A friend of mine once said that Jerry Butler made every band he played with better because he was there. Upbeat, friendly, and deeply grounded in bluegrass music with experience in both major touring bands and playing around his home town of Knoxville, TN, Jerry always brings warmth and enthusiasm to any festival where he performs. His current band has been with him for three years now, and they're a solid, accomplished bunch.

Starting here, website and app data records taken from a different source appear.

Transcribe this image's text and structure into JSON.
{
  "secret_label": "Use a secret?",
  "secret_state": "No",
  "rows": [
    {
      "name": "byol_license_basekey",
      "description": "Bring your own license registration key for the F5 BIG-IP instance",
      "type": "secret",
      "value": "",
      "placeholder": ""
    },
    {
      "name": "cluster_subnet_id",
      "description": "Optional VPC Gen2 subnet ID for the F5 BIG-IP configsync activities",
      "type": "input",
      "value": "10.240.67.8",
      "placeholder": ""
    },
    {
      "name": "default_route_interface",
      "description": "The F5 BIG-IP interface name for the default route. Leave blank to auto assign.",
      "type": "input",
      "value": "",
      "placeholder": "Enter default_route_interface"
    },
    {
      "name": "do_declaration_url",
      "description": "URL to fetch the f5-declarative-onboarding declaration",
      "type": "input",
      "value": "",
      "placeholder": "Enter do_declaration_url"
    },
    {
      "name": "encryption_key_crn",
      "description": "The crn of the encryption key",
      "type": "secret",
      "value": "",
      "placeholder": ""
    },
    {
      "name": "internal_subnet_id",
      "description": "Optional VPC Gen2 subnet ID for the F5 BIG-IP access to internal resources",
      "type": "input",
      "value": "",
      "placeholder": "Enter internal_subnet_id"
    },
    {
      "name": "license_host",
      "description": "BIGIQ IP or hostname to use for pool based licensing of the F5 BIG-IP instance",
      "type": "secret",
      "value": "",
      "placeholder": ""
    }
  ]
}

This North Carolina band is Carolina Blue to its very core. Lorraine Jordan has fronted the for a dozen years or more, building it into a reliable and entertaining group featuring virtuoso Josh Goforth on fiddle and guitar with Tommy Long as lead singer. Ben Greene is one of the most reliable Scruggs style banjo players around. Lorraine writes many of the band's songs and emcees while also playing mandolin and singing - a good, entertaining band.
We saw Penny Creek, an enjoyable local bluegrass band from Melbourne, FL that grew together out of jams in a local tap room, for the first time last year. Our immediate reaction was to ask, "Where've they been all the time we've been coming to Florida?" They're entertaining and solidly musical.
The Bluegrass Brothers, based in Virginia, have become quite popular and recognized for the hard-edged and enthusiastic interpretations of first and second generation bluegrass classics. The return of Robert and Donnie Dowdy to this band has returned a good deal of its original spirit. Filled with energy and enthusiasm, they always give their best.
Hwy 41 South has become a staple local band many Florida festivals during past several years. Featuring the fine country voice of JR Davis and excellent instrumental ensemble work, the band plays primarily classic bluegrass covers. Mark Horn leads the band and serves as emcee.
The host band for YeeHaw Junction, the band features strong material from bluegrass' second generation and a solid ensemble sound highlighted by Shane Stewart and Clint Dockry's singing. Enjoy this band!
Sideline began as just what the name implies, a side project for musicians from the Raleigh area looking for some extra cash during slack periods of the year. Imagine their surprise as the gigs started to pile up and parent bands to complain. Brian Aldridge has replaced Darrell Webb on mandolin and vocals, while Skip Cherryholmes has committed himself to playing closer to home with his father-in-law Steve Dilling, still one of the best band emcees in the business. Greg Luck brings depth and breadth to the band, while Jason Moore can drive any band from his position at bass. This is as good a cover band as your likely to see. They've recently embarked on recording their second CD.
There's a good reason Rhonda Vincent is called the "Queen of Bluegrass." She's the hardest working, and arguably most successful woman to ever front a bluegrass band. The Rage regularly cards over 130 dates a year from major festivals to super market openings where her sponsor Martha White Flour often asks her to appear. The band consists on many of the most able side men in bluegrass, highlighted by three time guitar player of the year and former emerging artist Josh Williams. Her latest son-in-law Brent Davis is one of the finest Dobro players in the business despite his youth. His brother-in-law Hunter Berry is past due for recognition as fiddle player of the year. Rhonda still has one of the clearest singing voices around and sparkles whenever she hits the stage. Her willingness to spend time with her legion of fans is legendary. Rhonda Vincent & the Rage always deliver.